The Cleveland Browns have made some significant investments into the defensive secondary the past few years.
The NFL Draft brought cornerback Denzel Ward in the first round of 2018, cornerback Greedy Williams in the second round and safety Sheldrick Redwine in the fourth round of 2019, and safety Grant Delpit in the second round of 2020.
Via free agency, the team added cornerbacks Kevin Johnson and Terrance Mitchell, and safeties Karl Joseph and Andrew Sendejo, among others.
But the biggest addition may be the scheme that new defensive coordinator Joe Woods is bringing to town.
That may be the biggest takeaway from the rankings of the league’s secondaries by Sam Monson at Pro Football Focus, who puts the Browns at No. 13.
The #Browns secondary is a work in progress, but the biggest impact could come from DC Joe Woods' scheme & coaching. If he works his magic, their DBs are certainly not short on talent, with four former 1st- or 2nd-round picks potentially starting.https://t.co/pXEVWLMZIl— PFF CLE Browns (@PFF_Browns) July 28, 2020
Individually, Monson starts off with a nice tip of the hat to Ward, who in his first two seasons has allowed just a passer rating of 64.9 when targeted, and who simply needs to stay healthy to stake his claim as one of the league’s best cornerbacks:
Cleveland’s defensive backs have not been put in the best position to succeed in recent years, despite some significant draft capital thrown at the secondary. However, Denzel Ward has still shown some very impressive play. In the NFL, Ward has allowed a 64.9 passer rating when targeted, with fewer than 50% of the passes thrown his way being caught. He has been one of the better man-cover corners in the league and had four games last season with fewer than 20 receiving yards allowed.
Williams is a bit of a different story as opposing quarterbacks were more eager to target him as opposed to Ward in 2019. Williams allowed a passer rating of 91.5 when targeted and came in at No. 108 in PFF’s coverage grade, according to cleveland.com.
But that is where Woods can be a difference maker, according to Monson:
New defensive coordinator Joe Woods will be tasked with further developing Greedy Williams — a second-round draft pick last year. Williams excelled in man coverage in college at LSU, and Woods has extensive experience playing man coverage and matchup coverage shells within his coaching history. Williams struggled as a rookie, allowing a 91.5 passer rating when targeted, but if he can be better supported by the scheme, he could be in line for a major improvement in Year 2.
Monson does not have much to say about the safeties, outside of the fact that there will be competition for playing time:

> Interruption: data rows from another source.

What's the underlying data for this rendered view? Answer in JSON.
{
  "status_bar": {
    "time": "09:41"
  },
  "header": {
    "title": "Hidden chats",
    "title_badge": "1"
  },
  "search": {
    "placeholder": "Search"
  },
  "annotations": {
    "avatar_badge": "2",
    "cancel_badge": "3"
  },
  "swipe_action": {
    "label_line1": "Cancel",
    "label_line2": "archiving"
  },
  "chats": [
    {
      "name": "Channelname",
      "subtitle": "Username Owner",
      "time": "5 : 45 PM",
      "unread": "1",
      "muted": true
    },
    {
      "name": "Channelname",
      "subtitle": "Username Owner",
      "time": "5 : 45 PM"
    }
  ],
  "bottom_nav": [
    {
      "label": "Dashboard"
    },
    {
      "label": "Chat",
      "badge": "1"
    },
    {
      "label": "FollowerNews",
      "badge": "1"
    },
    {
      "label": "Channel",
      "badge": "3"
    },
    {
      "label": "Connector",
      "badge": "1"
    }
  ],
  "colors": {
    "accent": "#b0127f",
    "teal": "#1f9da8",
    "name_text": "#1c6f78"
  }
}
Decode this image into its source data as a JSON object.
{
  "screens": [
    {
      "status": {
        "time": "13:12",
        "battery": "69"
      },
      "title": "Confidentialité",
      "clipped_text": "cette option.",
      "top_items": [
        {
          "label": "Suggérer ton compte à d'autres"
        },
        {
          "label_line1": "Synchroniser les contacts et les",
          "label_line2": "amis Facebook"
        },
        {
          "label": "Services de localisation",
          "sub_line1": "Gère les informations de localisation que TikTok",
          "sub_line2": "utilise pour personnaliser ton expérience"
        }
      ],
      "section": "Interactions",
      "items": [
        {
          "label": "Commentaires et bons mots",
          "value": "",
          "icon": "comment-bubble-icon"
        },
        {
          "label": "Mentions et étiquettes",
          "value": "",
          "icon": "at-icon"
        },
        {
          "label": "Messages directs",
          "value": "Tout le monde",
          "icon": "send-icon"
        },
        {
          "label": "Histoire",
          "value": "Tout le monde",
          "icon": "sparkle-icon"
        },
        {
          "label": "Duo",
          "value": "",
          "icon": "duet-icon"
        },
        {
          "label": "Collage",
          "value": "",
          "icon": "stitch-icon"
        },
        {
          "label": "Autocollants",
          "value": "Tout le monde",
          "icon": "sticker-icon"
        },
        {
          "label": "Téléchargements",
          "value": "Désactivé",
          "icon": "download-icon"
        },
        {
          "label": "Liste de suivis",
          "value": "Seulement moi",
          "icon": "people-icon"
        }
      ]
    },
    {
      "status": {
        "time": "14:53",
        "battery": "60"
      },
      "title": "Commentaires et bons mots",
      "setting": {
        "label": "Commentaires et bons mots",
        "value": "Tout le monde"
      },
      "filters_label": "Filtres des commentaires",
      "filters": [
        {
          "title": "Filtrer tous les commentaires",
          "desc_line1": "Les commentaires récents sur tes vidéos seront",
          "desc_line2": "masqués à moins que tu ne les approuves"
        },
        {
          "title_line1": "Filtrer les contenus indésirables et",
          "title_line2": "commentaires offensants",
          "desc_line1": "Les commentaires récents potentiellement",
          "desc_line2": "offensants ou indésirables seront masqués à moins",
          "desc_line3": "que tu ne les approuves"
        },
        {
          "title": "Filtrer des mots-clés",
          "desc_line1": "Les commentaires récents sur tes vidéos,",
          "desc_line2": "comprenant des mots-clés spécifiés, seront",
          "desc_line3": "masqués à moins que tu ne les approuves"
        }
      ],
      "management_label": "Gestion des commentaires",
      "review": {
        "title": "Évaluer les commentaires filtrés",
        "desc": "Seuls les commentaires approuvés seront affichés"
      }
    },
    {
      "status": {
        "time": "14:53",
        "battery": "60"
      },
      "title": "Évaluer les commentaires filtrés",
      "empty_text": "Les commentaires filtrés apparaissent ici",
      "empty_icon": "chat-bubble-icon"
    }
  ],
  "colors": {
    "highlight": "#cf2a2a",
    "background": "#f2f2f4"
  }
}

Safety is an area where the team now has intense competition for playing time, with new faces joining from both free agency and the draft. Karl Joseph and Andrew Sendejo add veteran experience to the group, while rookie Grant Delpit gets to reunite with his college teammate from LSU a year later. Second-year player Sheldrick Redwine flashed some impressive play as a rookie and will be looking to try and steal playing time, but he may be facing an uphill battle given the investment in more proven or highly-touted options.
The #Browns deployed five DBs on 83.8% of snaps last season, 7.7 percentage points more than any other team. The Vikings, where Kevin Stefanski arrives from, were No. 5 on this list & the 49ers, where DC Joe Woods arrives from, were No. 6.https://t.co/ptTc193xjW— PFF CLE Browns (@PFF_Browns) July 28, 2020
One of the biggest impacts Woods will have on the secondary may come from the personnel packages he uses.
As Monson points out in a different article, teams used five defensive backs on 55.6 percent of all the defensive snaps last season, and packages featuring six defensive backs are growing in popularity.
No team used five defensive backs more in 2019 than the Browns, who deployed that personnel grouping on 83.8 percent of their defensive snaps. Interestingly, both Woods (San Francisco 49ers at No. 6) and head coach Kevin Stefanski (Minnesota Vikings at No. 5) were with teams that joined the Browns in favoring five defensive backs last season.
With the Browns linebacker situation currently ... unsettled ... it should come as no surprise to see the Browns employing five or six defensive backs more often than not under Woods.
The Browns have built a nice group of young and talented players in the secondary and Woods might prove to be the key to helping that talent maximize its potential.